In 1493, however, the map that Pope Pius II had given to Pienza three decades earlier was specifically identified as a Cosmographiam Ptolemei--a Ptolemaic map of the world.
Gridded with lines of latitude and longitude, the Ptolemaic map of the world ordered by Pope Pius II for Pienza in 1463 allowed the town's residents to visualize themselves spatially, no longer occupying an isolated position but now as part of a geographic whole.
of grist mill in the Orcia Valley provided for in the will of Pope Pius II.

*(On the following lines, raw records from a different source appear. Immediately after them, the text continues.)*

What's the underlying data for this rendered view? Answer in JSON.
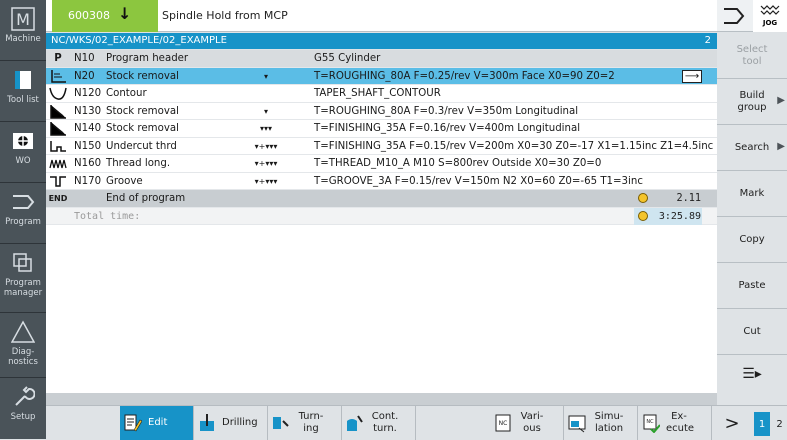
{
  "sidebar": [
    {
      "label": "Machine",
      "icon": "m-letter-icon"
    },
    {
      "label": "Tool list",
      "icon": "tool-list-icon"
    },
    {
      "label": "WO",
      "icon": "wear-offset-icon"
    },
    {
      "label": "Program",
      "icon": "program-icon"
    },
    {
      "label": "Program manager",
      "icon": "program-manager-icon"
    },
    {
      "label": "Diag-nostics",
      "icon": "diagnostics-icon"
    },
    {
      "label": "Setup",
      "icon": "wrench-icon"
    }
  ],
  "header": {
    "program_no": "600308",
    "message": "Spindle Hold from MCP",
    "mode": "JOG"
  },
  "path": {
    "text": "NC/WKS/02_EXAMPLE/02_EXAMPLE",
    "num": "2"
  },
  "rows": [
    {
      "marker": "P",
      "n": "N10",
      "name": "Program header",
      "tools": "",
      "params": "G55 Cylinder"
    },
    {
      "marker": "",
      "n": "N20",
      "name": "Stock removal",
      "tools": "▾",
      "params": "T=ROUGHING_80A F=0.25/rev V=300m Face X0=90 Z0=2"
    },
    {
      "marker": "",
      "n": "N120",
      "name": "Contour",
      "tools": "",
      "params": "TAPER_SHAFT_CONTOUR"
    },
    {
      "marker": "",
      "n": "N130",
      "name": "Stock removal",
      "tools": "▾",
      "params": "T=ROUGHING_80A F=0.3/rev V=350m Longitudinal"
    },
    {
      "marker": "",
      "n": "N140",
      "name": "Stock removal",
      "tools": "▾▾▾",
      "params": "T=FINISHING_35A F=0.16/rev V=400m Longitudinal"
    },
    {
      "marker": "",
      "n": "N150",
      "name": "Undercut thrd",
      "tools": "▾+▾▾▾",
      "params": "T=FINISHING_35A F=0.15/rev V=200m X0=30 Z0=-17 X1=1.15inc Z1=4.5inc"
    },
    {
      "marker": "",
      "n": "N160",
      "name": "Thread long.",
      "tools": "▾+▾▾▾",
      "params": "T=THREAD_M10_A M10 S=800rev Outside X0=30 Z0=0"
    },
    {
      "marker": "",
      "n": "N170",
      "name": "Groove",
      "tools": "▾+▾▾▾",
      "params": "T=GROOVE_3A F=0.15/rev V=150m N2 X0=60 Z0=-65 T1=3inc"
    }
  ],
  "end": {
    "marker": "END",
    "label": "End of program",
    "time": "2.11"
  },
  "total": {
    "label": "Total time:",
    "time": "3:25.89"
  },
  "softkeys": [
    "Select tool",
    "Build group",
    "Search",
    "Mark",
    "Copy",
    "Paste",
    "Cut"
  ],
  "bottom": {
    "edit": "Edit",
    "drilling": "Drilling",
    "turning": "Turn-ing",
    "cont": "Cont. turn.",
    "various": "Vari-ous",
    "simulation": "Simu-lation",
    "execute": "Ex-ecute",
    "page1": "1",
    "page2": "2"
  }
}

In Siena, the ancestral home of the Piccolomini, Pope Pius II gave financial encouragement to his sister Caterina in the construction of the Palazzo della Papesse and to his nephews in the building of the Palazzo Todeschini Piccolomini together with its piazza and free-standing Piccolomini family loggia.
Nevertheless, despite, their preference for the urbanity of Siena, the Piccolomini (even, if often, in absentia) remained the dominant force in Pienza up until the middle of the twentieth century and, in a sense, still are through the architectural legacy bequeathed his native town by Pope Pius II Piccolomini.